Driver soon has to deal with Frank (Peter Stormare) from whom he robbed $4 million, and who despatches professional killers to take back the cash that Driver stole and which is now in the hands of the two corrupt Mexican cops. As Driver gains the confidence of the kid and his mother (Dolores Heredia), he learns why the prison kingpin gives the kid and his mum preferential treatment. The kid has a liver compatible with Javi’s rare blood type, and Javi needs a new liver. Driver strikes a deal with Javi to exit the prison and kill Frank (who is now after Javi) but he also has to go back to the prison in time to save the child, before Javi takes his liver.

Mel Gibson had a dry period in the movies for about 8 years before this film, contributed to no doubt by all the negative media attention given to his rants, which did not win him any friends. Nevertheless, this movie is the type that Gibson fans associate with the actor and as an action/thriller type of heist and payback movie, this ticks all the right boxes. Now that I have mentioned payback, this film resembles the earlier 1999 Gibson film “Payback”.

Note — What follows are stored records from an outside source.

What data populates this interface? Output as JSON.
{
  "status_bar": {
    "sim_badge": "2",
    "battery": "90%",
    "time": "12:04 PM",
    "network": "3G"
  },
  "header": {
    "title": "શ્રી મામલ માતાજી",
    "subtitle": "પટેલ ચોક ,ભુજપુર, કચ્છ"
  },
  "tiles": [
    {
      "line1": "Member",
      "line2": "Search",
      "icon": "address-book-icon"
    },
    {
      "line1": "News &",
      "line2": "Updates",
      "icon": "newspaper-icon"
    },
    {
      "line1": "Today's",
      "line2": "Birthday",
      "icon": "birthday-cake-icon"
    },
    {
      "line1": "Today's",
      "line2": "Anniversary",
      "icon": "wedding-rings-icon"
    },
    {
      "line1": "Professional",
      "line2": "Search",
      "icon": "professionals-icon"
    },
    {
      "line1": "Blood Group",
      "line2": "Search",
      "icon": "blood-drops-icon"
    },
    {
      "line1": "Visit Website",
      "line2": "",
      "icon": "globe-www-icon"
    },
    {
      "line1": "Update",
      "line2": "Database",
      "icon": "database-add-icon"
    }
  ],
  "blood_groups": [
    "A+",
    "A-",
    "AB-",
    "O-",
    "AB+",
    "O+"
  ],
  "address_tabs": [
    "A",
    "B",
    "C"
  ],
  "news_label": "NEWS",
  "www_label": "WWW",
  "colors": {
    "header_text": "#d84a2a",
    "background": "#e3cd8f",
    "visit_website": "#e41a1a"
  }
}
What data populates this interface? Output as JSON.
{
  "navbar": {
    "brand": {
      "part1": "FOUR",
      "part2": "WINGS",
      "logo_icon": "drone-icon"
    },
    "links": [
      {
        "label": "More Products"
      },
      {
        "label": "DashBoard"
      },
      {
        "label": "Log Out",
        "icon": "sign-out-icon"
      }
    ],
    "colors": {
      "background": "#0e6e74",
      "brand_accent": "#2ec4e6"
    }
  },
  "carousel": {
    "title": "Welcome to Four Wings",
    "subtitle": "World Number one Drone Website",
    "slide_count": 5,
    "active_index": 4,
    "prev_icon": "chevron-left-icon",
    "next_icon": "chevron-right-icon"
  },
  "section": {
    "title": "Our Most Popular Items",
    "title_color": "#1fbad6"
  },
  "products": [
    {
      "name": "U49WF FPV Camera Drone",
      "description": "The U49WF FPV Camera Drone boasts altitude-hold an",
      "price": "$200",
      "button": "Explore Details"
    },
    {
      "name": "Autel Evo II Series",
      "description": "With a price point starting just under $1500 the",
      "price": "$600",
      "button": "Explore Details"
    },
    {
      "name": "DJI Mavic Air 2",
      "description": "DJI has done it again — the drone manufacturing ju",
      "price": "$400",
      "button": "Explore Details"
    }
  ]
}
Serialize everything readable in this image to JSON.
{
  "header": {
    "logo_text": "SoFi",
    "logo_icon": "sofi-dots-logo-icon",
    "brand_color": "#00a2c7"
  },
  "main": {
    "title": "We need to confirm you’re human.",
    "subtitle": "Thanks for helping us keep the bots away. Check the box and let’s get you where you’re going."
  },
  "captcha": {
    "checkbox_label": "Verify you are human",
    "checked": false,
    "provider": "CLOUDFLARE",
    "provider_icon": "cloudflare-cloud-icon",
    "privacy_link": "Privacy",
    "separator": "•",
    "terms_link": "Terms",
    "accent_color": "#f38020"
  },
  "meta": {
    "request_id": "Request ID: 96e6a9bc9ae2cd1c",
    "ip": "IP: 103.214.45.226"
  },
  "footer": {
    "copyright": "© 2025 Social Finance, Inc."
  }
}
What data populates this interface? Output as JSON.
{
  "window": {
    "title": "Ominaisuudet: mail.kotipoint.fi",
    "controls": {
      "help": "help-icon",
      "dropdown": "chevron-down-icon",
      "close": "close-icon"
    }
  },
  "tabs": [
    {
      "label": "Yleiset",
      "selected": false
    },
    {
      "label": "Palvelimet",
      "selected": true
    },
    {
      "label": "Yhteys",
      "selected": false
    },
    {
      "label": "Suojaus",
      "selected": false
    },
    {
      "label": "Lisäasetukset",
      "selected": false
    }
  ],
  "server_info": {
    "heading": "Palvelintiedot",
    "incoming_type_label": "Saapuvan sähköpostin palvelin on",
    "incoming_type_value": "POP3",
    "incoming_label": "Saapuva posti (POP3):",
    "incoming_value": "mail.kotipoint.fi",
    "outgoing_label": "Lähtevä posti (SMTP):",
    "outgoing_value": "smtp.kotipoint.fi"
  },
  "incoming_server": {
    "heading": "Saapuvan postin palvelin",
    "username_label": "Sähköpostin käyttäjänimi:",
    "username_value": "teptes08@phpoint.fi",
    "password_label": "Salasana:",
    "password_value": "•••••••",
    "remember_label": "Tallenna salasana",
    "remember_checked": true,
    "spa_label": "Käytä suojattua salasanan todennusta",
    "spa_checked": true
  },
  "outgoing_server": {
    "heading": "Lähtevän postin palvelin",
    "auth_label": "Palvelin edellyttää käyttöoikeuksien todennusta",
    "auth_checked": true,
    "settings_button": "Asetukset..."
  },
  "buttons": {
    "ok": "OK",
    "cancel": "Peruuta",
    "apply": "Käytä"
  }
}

This is not a great film, but then again it doesn’t pretend to be anything else except that which it is. As an action film needs to it depends a lot on the lead actor, and Gibson handles the role well. The story is simple, and depends on the action to carry it forward. It is violent and has several sequences that show the corrupt, crime-filled underbelly of both US and Mexico. Driver is redeemed by his interest in the kid and his determination to save him from Javi. The kid’s mother is the romantic interest. It was pure mindless entertainment and as such it does its job well.